Dataset rows for apps and sites
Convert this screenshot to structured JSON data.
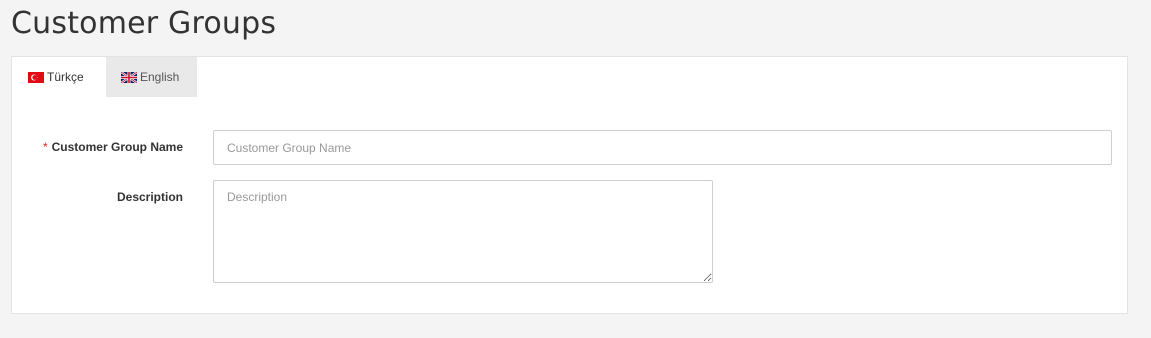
{
  "page": {
    "title": "Customer Groups"
  },
  "tabs": [
    {
      "label": "Türkçe",
      "flag": "turkey-flag-icon",
      "active": true
    },
    {
      "label": "English",
      "flag": "uk-flag-icon",
      "active": false
    }
  ],
  "form": {
    "name": {
      "required_mark": "*",
      "label": "Customer Group Name",
      "value": "",
      "placeholder": "Customer Group Name"
    },
    "description": {
      "label": "Description",
      "value": "",
      "placeholder": "Description"
    }
  },
  "colors": {
    "required": "#e02020",
    "flag_tr": "#e30a17"
  }
}
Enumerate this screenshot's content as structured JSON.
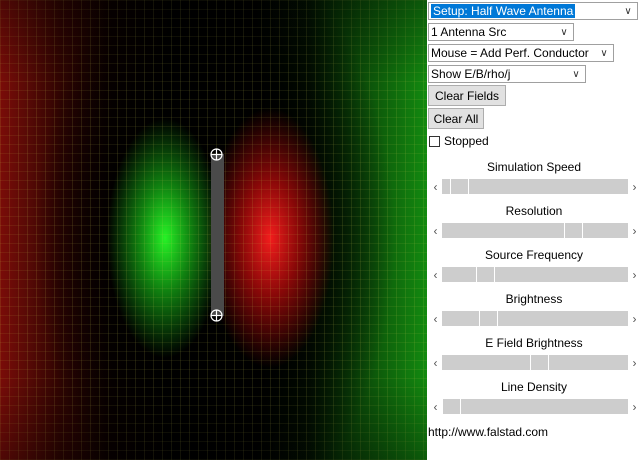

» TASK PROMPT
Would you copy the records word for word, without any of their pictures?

» ANSWER BOX
Convert this screenshot to structured JSON data.
{
  "page": {
    "title": "Customer Groups"
  },
  "tabs": [
    {
      "label": "Türkçe",
      "flag": "turkey-flag-icon",
      "active": true
    },
    {
      "label": "English",
      "flag": "uk-flag-icon",
      "active": false
    }
  ],
  "form": {
    "name": {
      "required_mark": "*",
      "label": "Customer Group Name",
      "value": "",
      "placeholder": "Customer Group Name"
    },
    "description": {
      "label": "Description",
      "value": "",
      "placeholder": "Description"
    }
  },
  "colors": {
    "required": "#e02020",
    "flag_tr": "#e30a17"
  }
}
Enumerate this screenshot's content as structured JSON.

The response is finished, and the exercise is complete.